• _Instructions to follow_: Everything in the entries except the pictures should be repeated exactly.

• _Data records_:
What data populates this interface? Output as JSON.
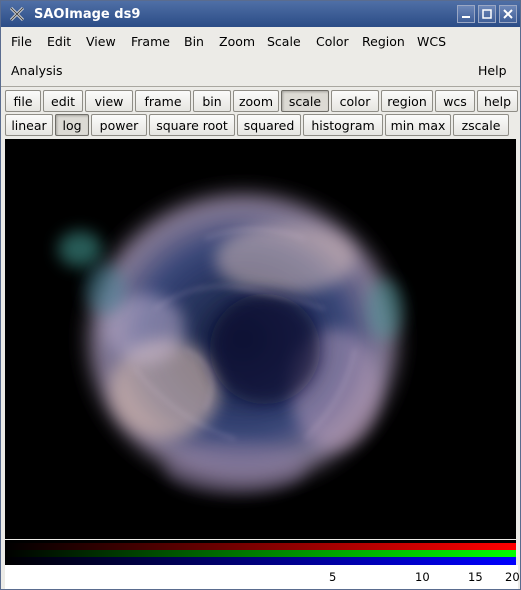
{
  "window": {
    "title": "SAOImage ds9"
  },
  "menubar": {
    "items": [
      "File",
      "Edit",
      "View",
      "Frame",
      "Bin",
      "Zoom",
      "Scale",
      "Color",
      "Region",
      "WCS"
    ],
    "analysis": "Analysis",
    "help": "Help"
  },
  "buttonbar": {
    "top": [
      "file",
      "edit",
      "view",
      "frame",
      "bin",
      "zoom",
      "scale",
      "color",
      "region",
      "wcs",
      "help"
    ],
    "active_top": "scale",
    "scale_options": [
      "linear",
      "log",
      "power",
      "square root",
      "squared",
      "histogram",
      "min max",
      "zscale"
    ],
    "active_scale": "log"
  },
  "colorbar": {
    "tick_labels": [
      "5",
      "10",
      "15",
      "20"
    ],
    "channels": {
      "red": "#ff0000",
      "green": "#00ff00",
      "blue": "#0000ff"
    }
  }
}
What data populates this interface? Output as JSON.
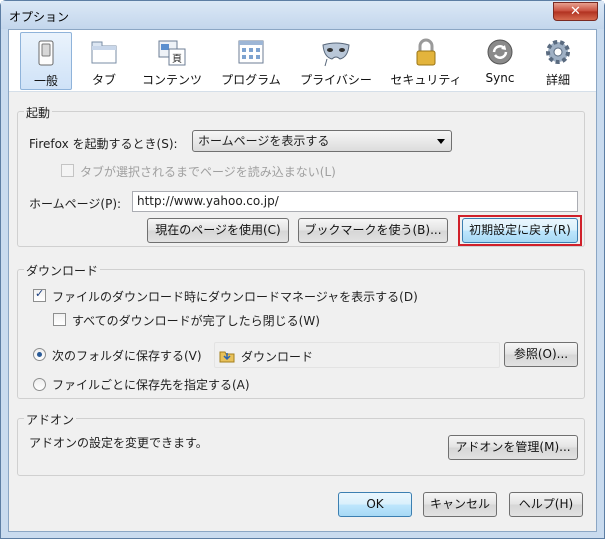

• _Response to this exercise_:
What data populates this interface? Output as JSON.
{
  "window": {
    "title": "SAOImage ds9"
  },
  "menubar": {
    "items": [
      "File",
      "Edit",
      "View",
      "Frame",
      "Bin",
      "Zoom",
      "Scale",
      "Color",
      "Region",
      "WCS"
    ],
    "analysis": "Analysis",
    "help": "Help"
  },
  "buttonbar": {
    "top": [
      "file",
      "edit",
      "view",
      "frame",
      "bin",
      "zoom",
      "scale",
      "color",
      "region",
      "wcs",
      "help"
    ],
    "active_top": "scale",
    "scale_options": [
      "linear",
      "log",
      "power",
      "square root",
      "squared",
      "histogram",
      "min max",
      "zscale"
    ],
    "active_scale": "log"
  },
  "colorbar": {
    "tick_labels": [
      "5",
      "10",
      "15",
      "20"
    ],
    "channels": {
      "red": "#ff0000",
      "green": "#00ff00",
      "blue": "#0000ff"
    }
  }
}
What data populates this interface? Output as JSON.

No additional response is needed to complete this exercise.